I’ve spent the last 18 years working on that at St. Andrew’s—really focusing on policies and systems to create a space that is more about belonging. It’s been challenging work, but wonderfully rewarding to see students truly be able to thrive. And while I do pine for the classroom, I also recognize that the gifts I was given and the gifts that I’m able to give back are about using general diplomacy to challenge systems, to grow programming, and to broaden the landscape for everybody.

Embracing the Humanity of Teaching

There’s a tremendous amount of general hypocrisy that can exist within a school system if your teachers don’t feel supported and embraced and understood. That sense of belonging and general purpose is critical. And our students are watching us for cues on how they see themselves and how they’re going to walk through this world. So if teachers aren’t okay, students aren’t going to be okay. If teachers aren’t supported, students aren’t going to be supported. If teachers aren’t continually growing, students aren’t going to continue to grow.

That’s the landscape that we inherit when we’re looking at schools—supporting that central tenet of humanity, which is teaching. And how can we make sure that we’re embracing that humanity? It’s not about systematizing and standardizing every classroom. It’s about creating a space that’s uniquely human. Because there’s nothing more important in a school than the relationship teachers have with students, students have with students, and students have with learning.

Asking the Right Questions

Catlin Gabel is going through what a lot of institutions are going through right now, which is that we are starting to recognize those opportunities for growth and development as a community. We are looking at ways to challenge ourselves. But within that greater conversation is a wealth of tension. And that’s the work I really like to do, to live in that space of tension, and look for ways to not necessarily resolve it but to grow more comfortable with it. That’s truly what discourse is about. It’s not about echo chambers and consistent agreement through a community, but the generative space of ideas, working towards this sense of discovery for everybody in the system.

It’s oftentimes just saying, “Have we asked the right questions? What have we done to make sure that everyone feels like this can be home, and that this place is safe, that this place is welcoming, and that everyone has a voice?” And to ask, “Whose voice isn’t present? How can we find those voices?” We often will assume that everything is great because we’re not hearing a counternarrative. But have we created the safety for the counternarrative to exist? The work of administrators, generally, is to remove obstacles so that we can all work and our students can be successful and understand who they are. And one of the chief ways we get to remove those obstacles is by learning to ask the right questions.

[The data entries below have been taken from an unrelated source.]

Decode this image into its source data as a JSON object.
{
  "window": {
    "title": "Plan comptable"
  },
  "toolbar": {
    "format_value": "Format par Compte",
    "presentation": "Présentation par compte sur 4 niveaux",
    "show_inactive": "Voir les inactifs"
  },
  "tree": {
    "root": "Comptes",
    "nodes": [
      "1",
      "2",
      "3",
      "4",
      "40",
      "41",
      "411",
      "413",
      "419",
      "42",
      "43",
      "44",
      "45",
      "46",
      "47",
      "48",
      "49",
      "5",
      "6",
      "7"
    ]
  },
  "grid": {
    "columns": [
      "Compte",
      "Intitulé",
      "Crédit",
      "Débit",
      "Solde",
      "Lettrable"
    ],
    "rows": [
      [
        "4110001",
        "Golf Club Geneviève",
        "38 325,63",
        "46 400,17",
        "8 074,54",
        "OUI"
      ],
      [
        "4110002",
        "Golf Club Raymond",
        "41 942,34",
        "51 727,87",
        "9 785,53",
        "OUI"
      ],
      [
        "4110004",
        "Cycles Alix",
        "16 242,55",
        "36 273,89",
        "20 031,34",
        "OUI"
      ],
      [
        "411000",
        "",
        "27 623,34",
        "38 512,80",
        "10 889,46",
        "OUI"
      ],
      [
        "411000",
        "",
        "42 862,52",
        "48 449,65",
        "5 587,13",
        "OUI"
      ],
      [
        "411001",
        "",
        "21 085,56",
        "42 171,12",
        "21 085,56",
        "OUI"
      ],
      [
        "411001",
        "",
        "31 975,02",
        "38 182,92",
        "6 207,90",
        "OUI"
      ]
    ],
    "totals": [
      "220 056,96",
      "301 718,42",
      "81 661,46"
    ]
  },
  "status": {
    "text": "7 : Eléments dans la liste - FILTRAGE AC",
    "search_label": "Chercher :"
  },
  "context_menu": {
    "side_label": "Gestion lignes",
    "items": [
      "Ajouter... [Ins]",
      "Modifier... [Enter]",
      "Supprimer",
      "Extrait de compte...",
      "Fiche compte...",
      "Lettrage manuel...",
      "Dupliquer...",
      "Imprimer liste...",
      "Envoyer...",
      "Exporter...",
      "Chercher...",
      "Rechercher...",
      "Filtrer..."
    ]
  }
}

Being in Discourse and Doing the Work

It’s not that I’m coming in because I feel like I’ve got the answer. It’s more that I’ve had enough of an experience that has taught me what it feels like not to belong. To look for those things and to start to say, “Well, I don’t know enough about this. Let me open up my heart and my mind to listen for this and find those stories that often go silent.”

That’s one of the things that’s really joyful about a school like Catlin Gabel—there’s not this general fear of having the conversation, which is the majority of the work. Because once we can get into a space where we’re in conversation with one another and the conversations are challenging and fraught, that’s great. That means that now we are in discourse with one another, and now we can do the work, and now we can start to challenge and continue to be the iteration of Catlin Gabel that we want to be.